## EXERCISE OBJECTIVE:
Every line of the data needs to be returned exactly.
___ EXERCISE INPUT ___
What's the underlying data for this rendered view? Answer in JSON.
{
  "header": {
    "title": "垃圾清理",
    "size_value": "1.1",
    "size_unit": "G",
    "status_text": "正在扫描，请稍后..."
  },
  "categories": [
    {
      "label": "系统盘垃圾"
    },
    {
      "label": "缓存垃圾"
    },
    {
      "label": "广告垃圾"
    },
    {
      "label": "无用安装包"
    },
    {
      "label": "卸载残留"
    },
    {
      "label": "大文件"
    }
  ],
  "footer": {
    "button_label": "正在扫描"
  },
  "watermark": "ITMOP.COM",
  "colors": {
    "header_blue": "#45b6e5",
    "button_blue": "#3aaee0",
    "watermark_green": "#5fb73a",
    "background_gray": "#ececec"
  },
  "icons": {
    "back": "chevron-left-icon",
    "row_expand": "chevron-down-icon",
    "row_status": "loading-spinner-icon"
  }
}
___
## PROBLEM SOLUTION:
What's the underlying data for this rendered view? Answer in JSON.
{
  "header": {
    "title": "垃圾清理",
    "size_value": "1.1",
    "size_unit": "G",
    "status_text": "正在扫描，请稍后..."
  },
  "categories": [
    {
      "label": "系统盘垃圾"
    },
    {
      "label": "缓存垃圾"
    },
    {
      "label": "广告垃圾"
    },
    {
      "label": "无用安装包"
    },
    {
      "label": "卸载残留"
    },
    {
      "label": "大文件"
    }
  ],
  "footer": {
    "button_label": "正在扫描"
  },
  "watermark": "ITMOP.COM",
  "colors": {
    "header_blue": "#45b6e5",
    "button_blue": "#3aaee0",
    "watermark_green": "#5fb73a",
    "background_gray": "#ececec"
  },
  "icons": {
    "back": "chevron-left-icon",
    "row_expand": "chevron-down-icon",
    "row_status": "loading-spinner-icon"
  }
}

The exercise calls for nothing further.